In a bid to minimize exposure of civilian air travel to rocket fire from Gaza, official say incoming passenger flights will now be diverted from Ben Gurion Airport near Tel Aviv to Ramon Airport in the south.
Passengers will disembark at Ramon.
The empty planes will then fly to Ben Gurion to take on new passengers, and then depart from Ben Gurion to their destinations abroad.
The decision is meant to broaden the air corridor taken by passenger flights in and out of the country and to minimize the numbers of passenger-filled planes on the ground at any one place in order to lower the chances that rocket fire from Gaza will hit a plane.
Freight aircraft and private planes will still be allowed to land at Ben Gurion Airport, an Israel Airports Authority spokesman says.
The CAA has issued a notice that passenger flights entering Israel will land at Ramon Airport in Eilat until 18 May.
The development came as US airlines began canceling flights to Israel due to the rocket attacks.
United Airlines, American Airlines and Delta Airlines all said they were canceling flights to Tel Aviv, The New York Times reported Wednesday.
Tuesday flights from Newark and Chicago, as well Wednesday flights from San Francisco and Newark, were dropped by United Airlines. In a notification titled “Middle East Unrest,” it said it would waive change fees for flyers who had booked seats on planes either to or from Israel up until May 25.
American Airlines canceled a Wednesday flight from John F. Kennedy Airport in New York to Tel Aviv as well as a return flight on Thursday. It said in an update titled “Civil unrest — Tel Aviv” that it would waive cancellation fees under certain circumstances for those booked on flights until May 25, according to the report.

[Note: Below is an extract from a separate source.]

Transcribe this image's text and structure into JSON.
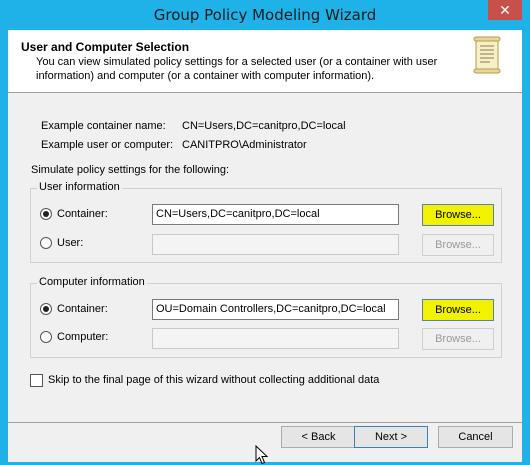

Meanwhile, Delta Airlines said it had canceled a flight from Kennedy Airport to Tel Aviv as well as a return flight, both on Wednesday. It issued a travel waiver for those booked on flights to Tel Aviv between Tuesday and Thursday, citing “operational disruptions in Tel Aviv.” A spokesman for Delta said the airline was “monitoring the situation” and that no decision had been made on when flights would restart.
Israel’s national carrier, El Al, said Wednesday that it was continuing flights as scheduled but that it would allow travelers to change tickets booked on flights before May 19, or freeze their tickets, without paying a fee.
It also said it would allow passengers to have free use of the WhatsApp messaging service on flights that have Wi-Fi so that they can stay in contact with their families.